In a recent lawsuit filed in California against RockYou Inc., it is alleged that the company, makers of applications meant to be run on social networking websites, failed to take adequate steps to protect consumers' personally identifiable information, in violation of California unfair competition laws. RockYou's applications run on social network sites like Facebook and MySpace, and allow users to share photos, play games, and the like. If a RockYou application is used, paid advertisements are displayed. In order to use a RockYou application, users were required to register at the RockYou website. According to the complaint, RockYou failed to keep the users' passwords and usernames in an encrypted file, making them vulnerable to "reasonably foreseeable" hacker attacks. And, according to the complaint, such attacks did occur, and RockYou was aware that problems with its security had happened. The complaint also alleged that RockYou violated data breach notification laws, inasmuch as it failed to notify users of the security problems in a timely fashion, and those security problems left users at risk for identity theft. In particular, since many people use their email address as a user name, in combination with a password that is shared across multiple accounts, a hacker who obtained the information from RockYou could then potentially break into the user's email account (which might use the same password). The case is currently pending.

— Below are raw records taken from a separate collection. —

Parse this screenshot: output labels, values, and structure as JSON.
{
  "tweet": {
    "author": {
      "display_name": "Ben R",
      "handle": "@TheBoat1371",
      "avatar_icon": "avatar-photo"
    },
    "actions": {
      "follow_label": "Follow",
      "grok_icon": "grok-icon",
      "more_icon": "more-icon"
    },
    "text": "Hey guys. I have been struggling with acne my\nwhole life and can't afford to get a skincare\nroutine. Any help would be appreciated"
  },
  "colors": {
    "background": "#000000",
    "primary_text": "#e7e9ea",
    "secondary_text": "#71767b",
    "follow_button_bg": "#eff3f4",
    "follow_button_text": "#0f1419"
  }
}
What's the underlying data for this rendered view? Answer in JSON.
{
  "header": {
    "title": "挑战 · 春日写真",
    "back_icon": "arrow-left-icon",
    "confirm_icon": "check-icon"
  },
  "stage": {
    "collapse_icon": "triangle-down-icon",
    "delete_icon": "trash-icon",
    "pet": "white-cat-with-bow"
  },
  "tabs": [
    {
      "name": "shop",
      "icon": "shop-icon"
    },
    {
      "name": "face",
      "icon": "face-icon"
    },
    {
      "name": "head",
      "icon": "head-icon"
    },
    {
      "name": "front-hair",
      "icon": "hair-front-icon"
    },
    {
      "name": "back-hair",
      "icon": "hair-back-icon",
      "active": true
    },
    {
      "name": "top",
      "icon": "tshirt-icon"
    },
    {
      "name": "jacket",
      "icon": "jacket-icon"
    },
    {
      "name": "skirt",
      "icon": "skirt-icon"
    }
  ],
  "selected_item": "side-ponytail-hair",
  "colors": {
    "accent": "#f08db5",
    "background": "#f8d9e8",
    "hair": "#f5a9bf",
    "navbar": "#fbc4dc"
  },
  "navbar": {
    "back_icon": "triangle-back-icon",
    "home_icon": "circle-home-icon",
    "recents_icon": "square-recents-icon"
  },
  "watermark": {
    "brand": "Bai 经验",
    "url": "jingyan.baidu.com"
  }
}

TIP: This case reminds us to examine what types of data we consider to be sufficiently "sensitive" to merit strong protections. In particular, if you do not do so already, when allowing users to register at your site, consider using sufficient measures to protect usernames and passwords against hacker attack. Failure to do so might be seen as an "unfair practice" giving rise to a state – or federal – cause of action.